Anderson: I love 3D. I made Resident Evil: Afterlife in 3D,, and The Three Musketeers and Pompeii all 3D. In between I’ve done some huge commercials in 3D for cinemas in Europe. I think I’ve done more work in 3D than any other director working right now. I can’t think of anyone else who’s made four movies in 3D, native 3D. [Pompeii] is actually shot in 3D, which I think delivers by far the best results. I love it. I felt when I was making Resident Evil: Afterlife, which is the first movie I did in 3D, it was my first movie all over again. I had to kind of relearn how to shoot, how to look at a frame, because I was working with this extra dimension. I love what it gives you as a filmmaker. I think it allows you to be much more immersive. When I was a kid you’d get in a theater and sound would just come from the front of the theater. Then surround sound came in and then THX and now of course you go watch Pearl Harbor and you’ve got the Japanese planes flying from the back of the theater to the front and the explosions are sounding off all around you.
In Saving Private Ryan, you’re immersed in an audio world when Tom Hanks is storming the beach, right? Yet the image has always stayed exactly the same — flat at the front of the cinema. I think 3D has opened things up in a way that rivals how sound has become much more immersive after the last 30 years. The image got bigger, perhaps, with iMax, but now we’ve opened up the world visually if it’s done well,. Especially for the kind of movies I make where you’re trying to immerse an audience in an exciting world that they haven’t been into. Whether it’s a futuristic wasteland or whether it’s the exotic streets of Pompeii, 3D can be a very powerful, immersive tool if used correctly.
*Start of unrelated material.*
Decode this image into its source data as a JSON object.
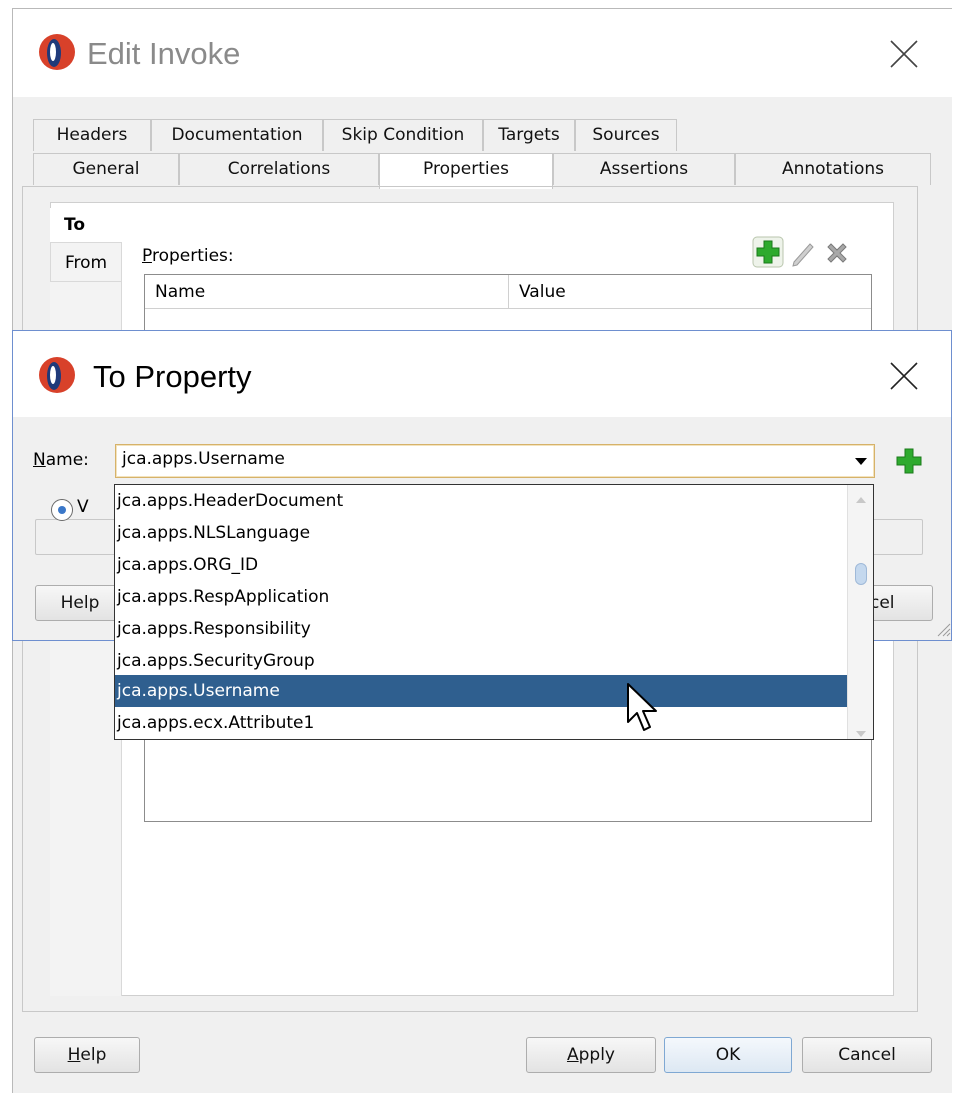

I would like to think after four movies and a bunch of commercials I’m using it effectively.